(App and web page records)
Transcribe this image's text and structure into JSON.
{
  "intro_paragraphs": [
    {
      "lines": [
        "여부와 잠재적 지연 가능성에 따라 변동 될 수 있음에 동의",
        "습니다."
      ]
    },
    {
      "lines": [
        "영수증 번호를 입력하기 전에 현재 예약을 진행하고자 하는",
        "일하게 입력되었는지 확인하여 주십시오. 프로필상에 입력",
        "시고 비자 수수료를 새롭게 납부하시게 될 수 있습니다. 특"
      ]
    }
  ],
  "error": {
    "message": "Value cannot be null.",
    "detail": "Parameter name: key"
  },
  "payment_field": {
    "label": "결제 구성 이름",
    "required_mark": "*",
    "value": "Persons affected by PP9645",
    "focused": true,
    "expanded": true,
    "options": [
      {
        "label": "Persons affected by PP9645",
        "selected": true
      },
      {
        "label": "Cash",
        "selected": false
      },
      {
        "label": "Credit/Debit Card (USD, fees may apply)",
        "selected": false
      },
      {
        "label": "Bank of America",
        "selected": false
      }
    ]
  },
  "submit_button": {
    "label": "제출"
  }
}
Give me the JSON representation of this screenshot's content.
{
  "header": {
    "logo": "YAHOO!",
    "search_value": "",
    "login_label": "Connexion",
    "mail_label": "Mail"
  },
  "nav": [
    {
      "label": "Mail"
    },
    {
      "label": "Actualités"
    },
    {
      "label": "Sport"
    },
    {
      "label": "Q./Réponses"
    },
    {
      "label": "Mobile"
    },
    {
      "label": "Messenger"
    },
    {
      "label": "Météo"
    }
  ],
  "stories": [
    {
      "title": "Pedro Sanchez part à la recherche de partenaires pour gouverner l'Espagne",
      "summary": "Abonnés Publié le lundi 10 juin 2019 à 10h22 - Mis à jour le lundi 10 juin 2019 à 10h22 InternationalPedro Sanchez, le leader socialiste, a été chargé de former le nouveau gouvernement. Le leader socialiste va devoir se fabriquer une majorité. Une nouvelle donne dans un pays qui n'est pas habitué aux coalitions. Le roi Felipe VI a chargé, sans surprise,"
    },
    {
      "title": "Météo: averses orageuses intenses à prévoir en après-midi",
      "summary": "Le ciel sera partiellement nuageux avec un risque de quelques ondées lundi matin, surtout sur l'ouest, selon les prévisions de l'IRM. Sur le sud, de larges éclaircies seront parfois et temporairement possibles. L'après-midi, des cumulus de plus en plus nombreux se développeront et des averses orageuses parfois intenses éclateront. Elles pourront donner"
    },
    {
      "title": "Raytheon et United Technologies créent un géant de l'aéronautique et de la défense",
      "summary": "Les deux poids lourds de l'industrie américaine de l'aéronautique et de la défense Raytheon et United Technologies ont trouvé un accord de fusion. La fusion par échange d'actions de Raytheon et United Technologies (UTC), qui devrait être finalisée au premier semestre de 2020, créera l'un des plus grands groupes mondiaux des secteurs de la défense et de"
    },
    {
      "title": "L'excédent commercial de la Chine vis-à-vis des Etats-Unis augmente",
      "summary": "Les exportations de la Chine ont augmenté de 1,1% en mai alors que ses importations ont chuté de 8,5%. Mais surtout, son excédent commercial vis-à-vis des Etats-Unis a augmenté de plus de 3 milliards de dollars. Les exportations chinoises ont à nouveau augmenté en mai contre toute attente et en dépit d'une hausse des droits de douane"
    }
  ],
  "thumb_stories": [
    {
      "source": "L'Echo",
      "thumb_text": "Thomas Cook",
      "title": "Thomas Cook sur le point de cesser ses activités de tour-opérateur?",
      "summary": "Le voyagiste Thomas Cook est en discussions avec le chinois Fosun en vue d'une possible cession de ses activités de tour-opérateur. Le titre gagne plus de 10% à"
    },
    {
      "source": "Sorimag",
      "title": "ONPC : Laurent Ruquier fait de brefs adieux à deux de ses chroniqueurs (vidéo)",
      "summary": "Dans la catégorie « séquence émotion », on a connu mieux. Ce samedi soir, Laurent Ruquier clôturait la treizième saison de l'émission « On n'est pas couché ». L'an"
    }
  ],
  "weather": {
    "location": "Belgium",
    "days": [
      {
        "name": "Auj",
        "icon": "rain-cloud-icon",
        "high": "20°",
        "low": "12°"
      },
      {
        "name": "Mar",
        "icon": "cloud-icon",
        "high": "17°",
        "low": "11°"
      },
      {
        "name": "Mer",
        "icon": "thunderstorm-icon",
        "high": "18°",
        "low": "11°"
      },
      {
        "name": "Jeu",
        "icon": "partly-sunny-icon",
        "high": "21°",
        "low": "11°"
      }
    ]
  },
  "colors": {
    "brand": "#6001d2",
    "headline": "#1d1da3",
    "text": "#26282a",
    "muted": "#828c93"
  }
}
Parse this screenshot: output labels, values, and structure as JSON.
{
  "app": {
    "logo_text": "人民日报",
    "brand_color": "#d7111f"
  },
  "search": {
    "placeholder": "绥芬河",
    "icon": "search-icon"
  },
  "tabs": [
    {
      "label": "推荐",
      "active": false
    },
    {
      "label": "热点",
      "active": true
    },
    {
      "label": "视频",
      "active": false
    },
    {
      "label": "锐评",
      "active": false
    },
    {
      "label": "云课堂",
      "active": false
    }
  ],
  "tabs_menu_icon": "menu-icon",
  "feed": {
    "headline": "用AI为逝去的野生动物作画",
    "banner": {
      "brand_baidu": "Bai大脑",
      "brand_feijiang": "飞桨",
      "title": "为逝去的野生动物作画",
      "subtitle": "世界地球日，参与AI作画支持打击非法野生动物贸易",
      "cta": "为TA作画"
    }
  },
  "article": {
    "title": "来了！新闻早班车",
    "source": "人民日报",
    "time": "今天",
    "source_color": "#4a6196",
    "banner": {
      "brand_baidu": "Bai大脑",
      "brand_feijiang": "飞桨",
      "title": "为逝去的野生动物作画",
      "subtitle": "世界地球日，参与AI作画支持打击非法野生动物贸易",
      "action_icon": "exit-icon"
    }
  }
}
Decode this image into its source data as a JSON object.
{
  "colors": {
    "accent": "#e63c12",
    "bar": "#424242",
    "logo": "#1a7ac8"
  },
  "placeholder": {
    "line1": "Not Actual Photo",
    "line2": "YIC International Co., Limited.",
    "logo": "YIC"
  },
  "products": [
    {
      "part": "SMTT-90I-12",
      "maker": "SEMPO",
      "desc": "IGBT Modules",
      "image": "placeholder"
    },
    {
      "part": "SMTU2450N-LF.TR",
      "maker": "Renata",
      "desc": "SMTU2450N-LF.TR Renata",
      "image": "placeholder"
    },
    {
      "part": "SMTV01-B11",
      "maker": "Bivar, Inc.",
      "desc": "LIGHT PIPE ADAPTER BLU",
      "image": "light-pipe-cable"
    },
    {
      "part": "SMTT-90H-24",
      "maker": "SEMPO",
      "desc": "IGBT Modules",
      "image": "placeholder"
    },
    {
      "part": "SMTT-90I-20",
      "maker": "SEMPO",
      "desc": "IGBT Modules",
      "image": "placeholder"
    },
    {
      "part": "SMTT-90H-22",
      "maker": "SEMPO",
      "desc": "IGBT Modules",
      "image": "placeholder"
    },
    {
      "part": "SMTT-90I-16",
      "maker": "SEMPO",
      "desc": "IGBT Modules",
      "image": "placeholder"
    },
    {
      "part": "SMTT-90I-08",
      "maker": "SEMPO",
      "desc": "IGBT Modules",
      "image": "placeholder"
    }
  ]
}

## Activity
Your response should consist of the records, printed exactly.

## Answer for the task
Transcribe this image's text and structure into JSON.
{
  "intro_paragraphs": [
    {
      "lines": [
        "여부와 잠재적 지연 가능성에 따라 변동 될 수 있음에 동의",
        "습니다."
      ]
    },
    {
      "lines": [
        "영수증 번호를 입력하기 전에 현재 예약을 진행하고자 하는",
        "일하게 입력되었는지 확인하여 주십시오. 프로필상에 입력",
        "시고 비자 수수료를 새롭게 납부하시게 될 수 있습니다. 특"
      ]
    }
  ],
  "error": {
    "message": "Value cannot be null.",
    "detail": "Parameter name: key"
  },
  "payment_field": {
    "label": "결제 구성 이름",
    "required_mark": "*",
    "value": "Persons affected by PP9645",
    "focused": true,
    "expanded": true,
    "options": [
      {
        "label": "Persons affected by PP9645",
        "selected": true
      },
      {
        "label": "Cash",
        "selected": false
      },
      {
        "label": "Credit/Debit Card (USD, fees may apply)",
        "selected": false
      },
      {
        "label": "Bank of America",
        "selected": false
      }
    ]
  },
  "submit_button": {
    "label": "제출"
  }
}
Give me the JSON representation of this screenshot's content.
{
  "header": {
    "logo": "YAHOO!",
    "search_value": "",
    "login_label": "Connexion",
    "mail_label": "Mail"
  },
  "nav": [
    {
      "label": "Mail"
    },
    {
      "label": "Actualités"
    },
    {
      "label": "Sport"
    },
    {
      "label": "Q./Réponses"
    },
    {
      "label": "Mobile"
    },
    {
      "label": "Messenger"
    },
    {
      "label": "Météo"
    }
  ],
  "stories": [
    {
      "title": "Pedro Sanchez part à la recherche de partenaires pour gouverner l'Espagne",
      "summary": "Abonnés Publié le lundi 10 juin 2019 à 10h22 - Mis à jour le lundi 10 juin 2019 à 10h22 InternationalPedro Sanchez, le leader socialiste, a été chargé de former le nouveau gouvernement. Le leader socialiste va devoir se fabriquer une majorité. Une nouvelle donne dans un pays qui n'est pas habitué aux coalitions. Le roi Felipe VI a chargé, sans surprise,"
    },
    {
      "title": "Météo: averses orageuses intenses à prévoir en après-midi",
      "summary": "Le ciel sera partiellement nuageux avec un risque de quelques ondées lundi matin, surtout sur l'ouest, selon les prévisions de l'IRM. Sur le sud, de larges éclaircies seront parfois et temporairement possibles. L'après-midi, des cumulus de plus en plus nombreux se développeront et des averses orageuses parfois intenses éclateront. Elles pourront donner"
    },
    {
      "title": "Raytheon et United Technologies créent un géant de l'aéronautique et de la défense",
      "summary": "Les deux poids lourds de l'industrie américaine de l'aéronautique et de la défense Raytheon et United Technologies ont trouvé un accord de fusion. La fusion par échange d'actions de Raytheon et United Technologies (UTC), qui devrait être finalisée au premier semestre de 2020, créera l'un des plus grands groupes mondiaux des secteurs de la défense et de"
    },
    {
      "title": "L'excédent commercial de la Chine vis-à-vis des Etats-Unis augmente",
      "summary": "Les exportations de la Chine ont augmenté de 1,1% en mai alors que ses importations ont chuté de 8,5%. Mais surtout, son excédent commercial vis-à-vis des Etats-Unis a augmenté de plus de 3 milliards de dollars. Les exportations chinoises ont à nouveau augmenté en mai contre toute attente et en dépit d'une hausse des droits de douane"
    }
  ],
  "thumb_stories": [
    {
      "source": "L'Echo",
      "thumb_text": "Thomas Cook",
      "title": "Thomas Cook sur le point de cesser ses activités de tour-opérateur?",
      "summary": "Le voyagiste Thomas Cook est en discussions avec le chinois Fosun en vue d'une possible cession de ses activités de tour-opérateur. Le titre gagne plus de 10% à"
    },
    {
      "source": "Sorimag",
      "title": "ONPC : Laurent Ruquier fait de brefs adieux à deux de ses chroniqueurs (vidéo)",
      "summary": "Dans la catégorie « séquence émotion », on a connu mieux. Ce samedi soir, Laurent Ruquier clôturait la treizième saison de l'émission « On n'est pas couché ». L'an"
    }
  ],
  "weather": {
    "location": "Belgium",
    "days": [
      {
        "name": "Auj",
        "icon": "rain-cloud-icon",
        "high": "20°",
        "low": "12°"
      },
      {
        "name": "Mar",
        "icon": "cloud-icon",
        "high": "17°",
        "low": "11°"
      },
      {
        "name": "Mer",
        "icon": "thunderstorm-icon",
        "high": "18°",
        "low": "11°"
      },
      {
        "name": "Jeu",
        "icon": "partly-sunny-icon",
        "high": "21°",
        "low": "11°"
      }
    ]
  },
  "colors": {
    "brand": "#6001d2",
    "headline": "#1d1da3",
    "text": "#26282a",
    "muted": "#828c93"
  }
}
Parse this screenshot: output labels, values, and structure as JSON.
{
  "app": {
    "logo_text": "人民日报",
    "brand_color": "#d7111f"
  },
  "search": {
    "placeholder": "绥芬河",
    "icon": "search-icon"
  },
  "tabs": [
    {
      "label": "推荐",
      "active": false
    },
    {
      "label": "热点",
      "active": true
    },
    {
      "label": "视频",
      "active": false
    },
    {
      "label": "锐评",
      "active": false
    },
    {
      "label": "云课堂",
      "active": false
    }
  ],
  "tabs_menu_icon": "menu-icon",
  "feed": {
    "headline": "用AI为逝去的野生动物作画",
    "banner": {
      "brand_baidu": "Bai大脑",
      "brand_feijiang": "飞桨",
      "title": "为逝去的野生动物作画",
      "subtitle": "世界地球日，参与AI作画支持打击非法野生动物贸易",
      "cta": "为TA作画"
    }
  },
  "article": {
    "title": "来了！新闻早班车",
    "source": "人民日报",
    "time": "今天",
    "source_color": "#4a6196",
    "banner": {
      "brand_baidu": "Bai大脑",
      "brand_feijiang": "飞桨",
      "title": "为逝去的野生动物作画",
      "subtitle": "世界地球日，参与AI作画支持打击非法野生动物贸易",
      "action_icon": "exit-icon"
    }
  }
}
Decode this image into its source data as a JSON object.
{
  "colors": {
    "accent": "#e63c12",
    "bar": "#424242",
    "logo": "#1a7ac8"
  },
  "placeholder": {
    "line1": "Not Actual Photo",
    "line2": "YIC International Co., Limited.",
    "logo": "YIC"
  },
  "products": [
    {
      "part": "SMTT-90I-12",
      "maker": "SEMPO",
      "desc": "IGBT Modules",
      "image": "placeholder"
    },
    {
      "part": "SMTU2450N-LF.TR",
      "maker": "Renata",
      "desc": "SMTU2450N-LF.TR Renata",
      "image": "placeholder"
    },
    {
      "part": "SMTV01-B11",
      "maker": "Bivar, Inc.",
      "desc": "LIGHT PIPE ADAPTER BLU",
      "image": "light-pipe-cable"
    },
    {
      "part": "SMTT-90H-24",
      "maker": "SEMPO",
      "desc": "IGBT Modules",
      "image": "placeholder"
    },
    {
      "part": "SMTT-90I-20",
      "maker": "SEMPO",
      "desc": "IGBT Modules",
      "image": "placeholder"
    },
    {
      "part": "SMTT-90H-22",
      "maker": "SEMPO",
      "desc": "IGBT Modules",
      "image": "placeholder"
    },
    {
      "part": "SMTT-90I-16",
      "maker": "SEMPO",
      "desc": "IGBT Modules",
      "image": "placeholder"
    },
    {
      "part": "SMTT-90I-08",
      "maker": "SEMPO",
      "desc": "IGBT Modules",
      "image": "placeholder"
    }
  ]
}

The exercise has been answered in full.